What does the Stupak abortion funding deal really mean? Comments are starting to come in from across the political spectrum and -- no surprise! -- there are sharply different perspectives being voiced.
Former Vt. Governor and National Democratic Chair Howard Dean, speaking on MSNBC just after Stupak's press conference, said the President's executive order will only reaffirm what is already in the Senate health reform bill -- that no federal funds can be used for abortions or abortion coverage. So, Dean said, "this is more of a fig leaf."
Rep. Lois Capps, a California Democrat who had authored the Capps amendment -- an attempt to restate the Hyde amendment restrictions in the health reform bill that was discarded after anti-choice Dems said it didn't go far enough -- was reported to be satisfied with the executive order agreement. The Hill reported that Capps was pleased to be "getting to the end" of the fighting over abortion in the drive to enact health reform. "I'm thankful that we are to the point that we can now concentrate on healthcare reform and we're ready to take a vote."
Cecile Richards, head of Planned Parenthood Federation of America expressed disappointment, stating "“We regret that a pro-choice president of a pro-choice nation was forced to sign an Executive Order that further codifies the proposed anti-choice language in the health care reform bill, originally proposed by Senator Ben Nelson of Nebraska. What the president’s executive order did not do is include the complete and total ban on private health insurance coverage for abortion that Congressman Bart Stupak (D–MI) had insisted upon. So while we regret that this proposed Executive Order has given the imprimatur of the president to Senator Nelson’s language, we are grateful that it does not include the Stupak abortion ban.“
The National Organization for Women was more critical, opening its statement by expressing anger at the President's action: "The National Organization for Women is incensed that President Barack Obama agreed today to issue an executive order designed to appease a handful of anti-choice Democrats who have held up health care reform in an effort to restrict women's access to abortion. Through this order, the president has announced he will lend the weight of his office and the entire executive branch to the anti-abortion measures included in the Senate bill, which the House is now prepared to pass." You can read NOW's full statement here.

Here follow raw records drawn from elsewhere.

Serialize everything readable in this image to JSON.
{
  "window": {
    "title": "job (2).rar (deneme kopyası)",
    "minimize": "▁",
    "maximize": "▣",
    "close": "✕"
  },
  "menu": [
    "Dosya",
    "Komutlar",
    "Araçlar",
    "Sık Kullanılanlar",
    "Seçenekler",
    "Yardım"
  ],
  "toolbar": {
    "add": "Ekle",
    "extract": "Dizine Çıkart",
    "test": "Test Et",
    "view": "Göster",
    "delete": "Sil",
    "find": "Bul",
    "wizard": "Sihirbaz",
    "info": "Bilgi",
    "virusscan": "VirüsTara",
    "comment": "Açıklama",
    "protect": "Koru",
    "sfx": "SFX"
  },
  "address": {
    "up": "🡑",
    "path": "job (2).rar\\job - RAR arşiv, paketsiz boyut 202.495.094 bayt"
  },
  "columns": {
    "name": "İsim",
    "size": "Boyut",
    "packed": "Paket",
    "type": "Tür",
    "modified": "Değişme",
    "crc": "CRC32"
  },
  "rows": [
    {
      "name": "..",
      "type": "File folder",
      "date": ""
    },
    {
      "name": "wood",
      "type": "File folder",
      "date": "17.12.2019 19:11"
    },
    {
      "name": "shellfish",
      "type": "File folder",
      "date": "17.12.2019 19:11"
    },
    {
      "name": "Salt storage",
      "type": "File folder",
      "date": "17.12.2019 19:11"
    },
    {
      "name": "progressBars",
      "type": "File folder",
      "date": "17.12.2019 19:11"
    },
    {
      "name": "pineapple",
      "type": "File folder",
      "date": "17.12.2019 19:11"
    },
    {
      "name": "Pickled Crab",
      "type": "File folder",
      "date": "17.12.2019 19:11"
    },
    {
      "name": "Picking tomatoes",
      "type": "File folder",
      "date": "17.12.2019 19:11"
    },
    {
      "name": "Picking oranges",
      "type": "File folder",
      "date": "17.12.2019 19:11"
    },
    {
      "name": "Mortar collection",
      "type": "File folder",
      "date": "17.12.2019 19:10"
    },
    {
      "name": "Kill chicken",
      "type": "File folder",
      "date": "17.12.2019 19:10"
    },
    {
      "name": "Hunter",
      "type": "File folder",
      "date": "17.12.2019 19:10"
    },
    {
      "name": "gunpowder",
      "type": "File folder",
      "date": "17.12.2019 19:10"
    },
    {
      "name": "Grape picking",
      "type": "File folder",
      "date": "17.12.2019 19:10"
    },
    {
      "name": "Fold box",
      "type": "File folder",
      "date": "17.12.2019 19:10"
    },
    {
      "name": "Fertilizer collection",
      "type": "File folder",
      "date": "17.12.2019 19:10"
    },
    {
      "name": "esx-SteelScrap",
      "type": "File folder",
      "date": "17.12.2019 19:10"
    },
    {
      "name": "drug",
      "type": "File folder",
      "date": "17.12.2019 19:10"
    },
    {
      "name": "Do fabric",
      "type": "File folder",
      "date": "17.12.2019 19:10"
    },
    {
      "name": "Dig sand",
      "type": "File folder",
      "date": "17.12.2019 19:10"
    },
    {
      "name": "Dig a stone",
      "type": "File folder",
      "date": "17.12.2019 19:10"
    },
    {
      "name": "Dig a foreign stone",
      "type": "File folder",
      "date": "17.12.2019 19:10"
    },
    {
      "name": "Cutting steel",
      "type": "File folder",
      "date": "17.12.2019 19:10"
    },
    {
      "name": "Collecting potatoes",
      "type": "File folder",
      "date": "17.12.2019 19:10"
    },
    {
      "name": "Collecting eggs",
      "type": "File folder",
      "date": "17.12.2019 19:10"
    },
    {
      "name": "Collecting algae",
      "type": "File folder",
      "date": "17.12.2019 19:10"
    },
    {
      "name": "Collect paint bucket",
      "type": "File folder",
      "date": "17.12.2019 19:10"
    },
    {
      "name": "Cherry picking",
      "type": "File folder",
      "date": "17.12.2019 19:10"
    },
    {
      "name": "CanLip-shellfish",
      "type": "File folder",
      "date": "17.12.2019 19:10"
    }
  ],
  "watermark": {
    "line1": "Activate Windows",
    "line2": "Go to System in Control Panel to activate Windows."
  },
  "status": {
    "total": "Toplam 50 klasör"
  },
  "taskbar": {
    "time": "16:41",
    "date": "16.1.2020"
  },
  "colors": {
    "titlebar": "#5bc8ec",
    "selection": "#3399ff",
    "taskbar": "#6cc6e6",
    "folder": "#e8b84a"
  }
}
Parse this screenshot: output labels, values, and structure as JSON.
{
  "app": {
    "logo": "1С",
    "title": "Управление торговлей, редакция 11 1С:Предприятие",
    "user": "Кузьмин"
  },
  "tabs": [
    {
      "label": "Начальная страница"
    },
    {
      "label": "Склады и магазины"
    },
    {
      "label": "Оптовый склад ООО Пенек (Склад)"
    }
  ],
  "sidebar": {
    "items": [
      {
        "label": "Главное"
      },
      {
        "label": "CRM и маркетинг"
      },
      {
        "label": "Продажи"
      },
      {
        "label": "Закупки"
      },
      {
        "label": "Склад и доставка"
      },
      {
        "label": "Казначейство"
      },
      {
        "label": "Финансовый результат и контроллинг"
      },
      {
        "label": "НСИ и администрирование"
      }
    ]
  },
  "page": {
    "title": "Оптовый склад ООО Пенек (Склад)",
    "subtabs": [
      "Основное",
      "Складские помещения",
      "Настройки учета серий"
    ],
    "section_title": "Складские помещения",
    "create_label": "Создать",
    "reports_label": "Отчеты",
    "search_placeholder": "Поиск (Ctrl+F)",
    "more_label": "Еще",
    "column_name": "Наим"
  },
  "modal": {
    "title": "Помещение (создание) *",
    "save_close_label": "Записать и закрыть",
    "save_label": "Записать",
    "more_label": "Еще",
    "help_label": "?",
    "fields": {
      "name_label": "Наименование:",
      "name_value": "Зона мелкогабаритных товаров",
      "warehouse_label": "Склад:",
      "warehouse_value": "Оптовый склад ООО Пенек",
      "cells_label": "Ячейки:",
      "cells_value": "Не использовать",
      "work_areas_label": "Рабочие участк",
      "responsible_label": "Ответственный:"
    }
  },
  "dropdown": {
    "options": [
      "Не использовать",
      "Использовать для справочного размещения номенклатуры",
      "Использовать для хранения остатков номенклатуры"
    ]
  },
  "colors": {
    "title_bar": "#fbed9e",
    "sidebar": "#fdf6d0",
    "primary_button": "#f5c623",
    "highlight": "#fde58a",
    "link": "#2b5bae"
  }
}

NARAL Pro-choice America was also critical. “On a day when Americans are expected to see passage of legislation that will make health care more affordable for more than 30 million citizens, it is deeply disappointing that Bart Stupak and other anti-choice politicians would demand the restatement of the Hyde amendment, a discriminatory law that blocks low-income women from receiving full reproductive-health care," NARAL president Nancy Keenan said in a statement
Keenan said that the Hyde Amendment should be repealed, not reaffirmed. "Today’s action is a stark reminder of why we must repeal this unfair and insulting policy," Keenan said. "Achieving this goal means increasing the number of lawmakers in Congress who share our pro-choice values. Otherwise, we will continue to see women’s reproductive rights used as a bargaining chip.”
By contrast, top Republican leaders in the House disparaged and dismissed Stupak's agreement with the Presidentas having little or no effect. "The law of the land trumps any Executive Order, which can be reversed or altered at the stroke of a pen by this or any subsequent President without any congressional approval or notice," House Minority Leader John Boehner (R-Ohio) said in a statement. "Moreover, while an Executive Order can direct members of the executive branch, it cannot direct the private sector."
And later on the floor of the House, Representative Sensenbrenner made the claim that the Executive Order will have no force and no effect – arguing (falsely) that the Senate bill weakens the Hyde Amendment, and that an Executive Order can’t override legislation that has been signed into law. Sensenbrenner's comments came immediately after, and disputed, a colloquy between Rep. Stupak and Rep. Henry Waxman in which they agreed that President Obama's Executive Order states that health reform legislation does not weaken, or expand, the Hyde Amendment. According to Rep. Henry Waxman, who is solidly pro-choice, the Executive Order is "Hyde, nothing more and nothing less".